▸ **WHAT TO WORK ON**: Provide only the number of lines in the data below that contain the word "starter".

▸ **App and web page records**:
----------------------------------------
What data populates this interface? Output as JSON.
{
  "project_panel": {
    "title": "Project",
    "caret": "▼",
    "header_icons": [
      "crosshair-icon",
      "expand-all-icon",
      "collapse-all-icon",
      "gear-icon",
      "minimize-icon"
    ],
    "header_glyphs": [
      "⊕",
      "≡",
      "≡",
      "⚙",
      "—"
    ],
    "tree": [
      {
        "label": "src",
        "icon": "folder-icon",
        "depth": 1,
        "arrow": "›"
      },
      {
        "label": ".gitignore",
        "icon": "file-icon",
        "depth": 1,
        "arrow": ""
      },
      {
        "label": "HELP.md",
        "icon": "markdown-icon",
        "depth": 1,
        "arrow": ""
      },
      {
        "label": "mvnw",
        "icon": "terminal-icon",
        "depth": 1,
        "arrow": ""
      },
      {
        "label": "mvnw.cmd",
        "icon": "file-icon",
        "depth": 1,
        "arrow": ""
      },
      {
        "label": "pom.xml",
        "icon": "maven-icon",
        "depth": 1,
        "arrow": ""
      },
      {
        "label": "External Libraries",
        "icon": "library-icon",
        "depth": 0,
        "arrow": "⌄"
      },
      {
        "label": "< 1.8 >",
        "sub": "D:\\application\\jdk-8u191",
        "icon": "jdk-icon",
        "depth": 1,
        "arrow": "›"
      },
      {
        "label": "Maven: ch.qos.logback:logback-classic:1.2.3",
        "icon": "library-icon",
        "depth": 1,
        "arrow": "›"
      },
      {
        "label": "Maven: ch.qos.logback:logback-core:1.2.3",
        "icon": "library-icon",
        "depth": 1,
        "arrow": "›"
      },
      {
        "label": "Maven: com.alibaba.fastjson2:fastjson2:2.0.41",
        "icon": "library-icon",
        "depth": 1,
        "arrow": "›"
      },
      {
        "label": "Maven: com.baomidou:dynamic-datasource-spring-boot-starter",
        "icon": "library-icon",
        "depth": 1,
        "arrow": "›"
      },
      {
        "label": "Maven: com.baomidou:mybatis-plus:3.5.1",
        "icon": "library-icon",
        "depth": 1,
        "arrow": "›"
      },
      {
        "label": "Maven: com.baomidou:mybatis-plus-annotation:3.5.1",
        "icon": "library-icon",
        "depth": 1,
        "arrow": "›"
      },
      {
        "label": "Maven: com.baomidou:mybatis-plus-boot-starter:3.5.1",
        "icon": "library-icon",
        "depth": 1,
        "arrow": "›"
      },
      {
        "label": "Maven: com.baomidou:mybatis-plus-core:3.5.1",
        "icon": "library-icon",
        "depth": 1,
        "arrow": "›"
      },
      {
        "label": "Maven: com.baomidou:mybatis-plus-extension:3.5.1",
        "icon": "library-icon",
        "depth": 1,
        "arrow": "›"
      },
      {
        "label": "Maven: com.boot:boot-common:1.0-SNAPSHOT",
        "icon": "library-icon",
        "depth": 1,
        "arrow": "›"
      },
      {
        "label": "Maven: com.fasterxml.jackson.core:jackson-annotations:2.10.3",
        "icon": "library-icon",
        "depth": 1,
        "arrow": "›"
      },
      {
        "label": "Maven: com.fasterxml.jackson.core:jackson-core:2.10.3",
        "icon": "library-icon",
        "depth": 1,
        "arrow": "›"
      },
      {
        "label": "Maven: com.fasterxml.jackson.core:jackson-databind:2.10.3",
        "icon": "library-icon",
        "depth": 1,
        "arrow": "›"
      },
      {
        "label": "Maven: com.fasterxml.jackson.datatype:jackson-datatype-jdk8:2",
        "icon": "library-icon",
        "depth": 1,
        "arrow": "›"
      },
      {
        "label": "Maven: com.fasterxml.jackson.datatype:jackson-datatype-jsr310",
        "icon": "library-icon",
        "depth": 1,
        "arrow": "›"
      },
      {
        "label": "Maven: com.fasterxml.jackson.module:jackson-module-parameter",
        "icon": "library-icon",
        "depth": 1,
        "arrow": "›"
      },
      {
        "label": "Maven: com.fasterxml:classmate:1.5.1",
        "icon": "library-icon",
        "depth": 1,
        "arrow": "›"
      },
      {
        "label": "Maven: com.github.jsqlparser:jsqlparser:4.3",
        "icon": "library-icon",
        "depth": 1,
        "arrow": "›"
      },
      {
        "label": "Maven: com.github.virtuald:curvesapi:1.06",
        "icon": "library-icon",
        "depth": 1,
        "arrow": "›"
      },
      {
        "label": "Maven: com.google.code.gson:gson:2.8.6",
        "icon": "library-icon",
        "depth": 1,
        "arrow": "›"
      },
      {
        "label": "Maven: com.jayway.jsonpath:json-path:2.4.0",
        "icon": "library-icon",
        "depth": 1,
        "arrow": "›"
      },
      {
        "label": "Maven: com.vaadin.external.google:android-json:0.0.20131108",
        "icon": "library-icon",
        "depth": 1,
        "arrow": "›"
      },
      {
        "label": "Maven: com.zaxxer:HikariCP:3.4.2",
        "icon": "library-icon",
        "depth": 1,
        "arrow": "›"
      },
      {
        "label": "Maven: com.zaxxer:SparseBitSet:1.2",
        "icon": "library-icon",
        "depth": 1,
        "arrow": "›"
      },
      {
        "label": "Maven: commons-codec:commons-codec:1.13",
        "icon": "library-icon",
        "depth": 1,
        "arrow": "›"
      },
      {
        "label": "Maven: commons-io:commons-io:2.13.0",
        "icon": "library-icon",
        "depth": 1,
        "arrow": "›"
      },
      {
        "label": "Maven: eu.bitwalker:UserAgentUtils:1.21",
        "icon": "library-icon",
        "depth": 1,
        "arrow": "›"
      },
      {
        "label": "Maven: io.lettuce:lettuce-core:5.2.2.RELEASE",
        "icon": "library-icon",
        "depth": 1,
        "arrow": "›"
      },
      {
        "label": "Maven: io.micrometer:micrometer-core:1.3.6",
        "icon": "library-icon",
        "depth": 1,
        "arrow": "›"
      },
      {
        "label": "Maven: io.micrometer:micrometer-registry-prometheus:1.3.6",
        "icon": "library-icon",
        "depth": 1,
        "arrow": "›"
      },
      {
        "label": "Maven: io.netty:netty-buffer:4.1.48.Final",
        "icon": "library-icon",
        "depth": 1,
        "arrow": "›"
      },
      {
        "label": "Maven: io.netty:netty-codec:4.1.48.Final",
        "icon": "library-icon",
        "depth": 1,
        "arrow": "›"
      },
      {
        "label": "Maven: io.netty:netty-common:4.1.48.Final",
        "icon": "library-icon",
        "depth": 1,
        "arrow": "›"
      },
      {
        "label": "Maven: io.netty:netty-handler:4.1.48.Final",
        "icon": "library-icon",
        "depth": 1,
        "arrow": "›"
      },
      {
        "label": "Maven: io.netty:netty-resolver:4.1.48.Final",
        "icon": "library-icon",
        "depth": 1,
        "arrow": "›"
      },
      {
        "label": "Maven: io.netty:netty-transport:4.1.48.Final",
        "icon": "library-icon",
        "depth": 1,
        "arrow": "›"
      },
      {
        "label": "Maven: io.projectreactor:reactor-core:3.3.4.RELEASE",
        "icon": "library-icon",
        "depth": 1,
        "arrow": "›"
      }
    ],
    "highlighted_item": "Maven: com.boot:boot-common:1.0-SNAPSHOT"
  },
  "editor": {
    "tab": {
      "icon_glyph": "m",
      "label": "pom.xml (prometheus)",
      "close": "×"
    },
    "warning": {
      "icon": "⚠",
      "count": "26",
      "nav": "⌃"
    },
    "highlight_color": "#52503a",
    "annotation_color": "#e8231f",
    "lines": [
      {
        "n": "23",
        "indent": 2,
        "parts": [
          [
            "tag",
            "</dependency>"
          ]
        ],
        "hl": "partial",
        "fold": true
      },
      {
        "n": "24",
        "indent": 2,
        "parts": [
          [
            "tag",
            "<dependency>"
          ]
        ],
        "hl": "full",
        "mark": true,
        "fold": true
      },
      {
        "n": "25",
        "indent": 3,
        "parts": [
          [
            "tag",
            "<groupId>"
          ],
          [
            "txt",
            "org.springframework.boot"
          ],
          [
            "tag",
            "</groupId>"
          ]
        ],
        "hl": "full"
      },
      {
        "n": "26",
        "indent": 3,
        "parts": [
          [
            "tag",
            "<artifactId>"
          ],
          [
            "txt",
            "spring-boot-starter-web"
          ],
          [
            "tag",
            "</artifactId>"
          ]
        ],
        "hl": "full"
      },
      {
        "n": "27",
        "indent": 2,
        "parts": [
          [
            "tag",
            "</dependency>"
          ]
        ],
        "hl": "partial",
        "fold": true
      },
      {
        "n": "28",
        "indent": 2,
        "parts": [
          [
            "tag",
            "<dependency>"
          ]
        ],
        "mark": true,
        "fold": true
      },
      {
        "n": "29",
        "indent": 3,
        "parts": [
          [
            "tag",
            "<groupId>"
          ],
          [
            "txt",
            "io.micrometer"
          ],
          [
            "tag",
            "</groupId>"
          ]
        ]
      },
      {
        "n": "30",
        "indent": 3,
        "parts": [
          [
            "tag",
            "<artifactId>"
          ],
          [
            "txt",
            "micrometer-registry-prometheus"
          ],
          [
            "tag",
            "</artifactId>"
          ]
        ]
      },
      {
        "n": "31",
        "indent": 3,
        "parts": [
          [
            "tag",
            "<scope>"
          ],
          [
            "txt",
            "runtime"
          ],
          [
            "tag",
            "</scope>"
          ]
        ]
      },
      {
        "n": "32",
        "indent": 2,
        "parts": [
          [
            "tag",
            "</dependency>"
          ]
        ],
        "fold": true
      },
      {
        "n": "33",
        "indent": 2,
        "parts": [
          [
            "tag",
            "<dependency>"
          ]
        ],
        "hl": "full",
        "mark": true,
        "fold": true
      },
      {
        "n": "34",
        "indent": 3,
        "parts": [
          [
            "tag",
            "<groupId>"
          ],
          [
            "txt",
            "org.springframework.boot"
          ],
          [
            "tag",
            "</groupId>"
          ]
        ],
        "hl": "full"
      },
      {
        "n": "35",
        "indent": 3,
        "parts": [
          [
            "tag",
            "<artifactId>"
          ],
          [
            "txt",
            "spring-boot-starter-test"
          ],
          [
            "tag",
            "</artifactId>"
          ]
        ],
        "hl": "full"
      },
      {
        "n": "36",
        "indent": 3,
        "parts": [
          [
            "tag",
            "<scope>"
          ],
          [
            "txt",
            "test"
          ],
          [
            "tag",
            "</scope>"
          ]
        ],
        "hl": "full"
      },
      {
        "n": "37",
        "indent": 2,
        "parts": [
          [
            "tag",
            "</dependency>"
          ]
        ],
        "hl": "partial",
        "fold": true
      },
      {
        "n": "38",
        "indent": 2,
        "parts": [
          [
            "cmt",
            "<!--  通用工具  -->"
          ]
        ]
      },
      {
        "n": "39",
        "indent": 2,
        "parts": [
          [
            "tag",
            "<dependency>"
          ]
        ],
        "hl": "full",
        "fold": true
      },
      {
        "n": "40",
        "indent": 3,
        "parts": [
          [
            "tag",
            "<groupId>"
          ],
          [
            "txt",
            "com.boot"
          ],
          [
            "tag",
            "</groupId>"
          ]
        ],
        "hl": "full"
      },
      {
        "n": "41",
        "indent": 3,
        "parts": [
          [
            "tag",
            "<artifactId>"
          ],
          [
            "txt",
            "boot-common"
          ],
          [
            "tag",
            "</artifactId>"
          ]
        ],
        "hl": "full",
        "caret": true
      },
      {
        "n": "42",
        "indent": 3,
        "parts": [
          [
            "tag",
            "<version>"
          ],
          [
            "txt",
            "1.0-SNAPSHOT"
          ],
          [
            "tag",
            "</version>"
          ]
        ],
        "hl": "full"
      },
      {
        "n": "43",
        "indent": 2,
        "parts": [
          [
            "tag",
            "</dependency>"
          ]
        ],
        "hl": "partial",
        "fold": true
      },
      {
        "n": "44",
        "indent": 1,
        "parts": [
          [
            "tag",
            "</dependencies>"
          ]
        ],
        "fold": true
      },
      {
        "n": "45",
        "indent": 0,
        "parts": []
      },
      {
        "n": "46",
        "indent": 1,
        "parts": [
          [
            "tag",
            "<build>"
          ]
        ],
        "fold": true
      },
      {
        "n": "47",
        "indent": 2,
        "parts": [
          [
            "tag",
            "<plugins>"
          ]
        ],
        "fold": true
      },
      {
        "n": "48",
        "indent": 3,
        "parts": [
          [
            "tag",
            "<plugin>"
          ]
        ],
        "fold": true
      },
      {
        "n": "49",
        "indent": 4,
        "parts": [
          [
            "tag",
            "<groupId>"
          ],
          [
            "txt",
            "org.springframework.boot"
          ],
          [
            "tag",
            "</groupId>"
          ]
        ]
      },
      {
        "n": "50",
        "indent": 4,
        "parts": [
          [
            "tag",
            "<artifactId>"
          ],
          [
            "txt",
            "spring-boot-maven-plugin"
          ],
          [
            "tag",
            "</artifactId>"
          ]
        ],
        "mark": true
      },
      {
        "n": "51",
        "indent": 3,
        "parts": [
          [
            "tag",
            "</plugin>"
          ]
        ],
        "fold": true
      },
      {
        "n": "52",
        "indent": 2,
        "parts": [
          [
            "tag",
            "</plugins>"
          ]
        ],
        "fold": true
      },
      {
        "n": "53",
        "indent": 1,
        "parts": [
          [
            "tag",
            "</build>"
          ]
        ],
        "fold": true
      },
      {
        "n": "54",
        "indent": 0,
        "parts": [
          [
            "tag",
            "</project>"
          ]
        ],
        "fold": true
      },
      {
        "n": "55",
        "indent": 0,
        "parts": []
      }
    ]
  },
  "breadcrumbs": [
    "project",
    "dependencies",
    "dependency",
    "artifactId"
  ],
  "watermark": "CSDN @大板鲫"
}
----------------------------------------
▸ **SOLUTION FOR THIS PROBLEM**: 4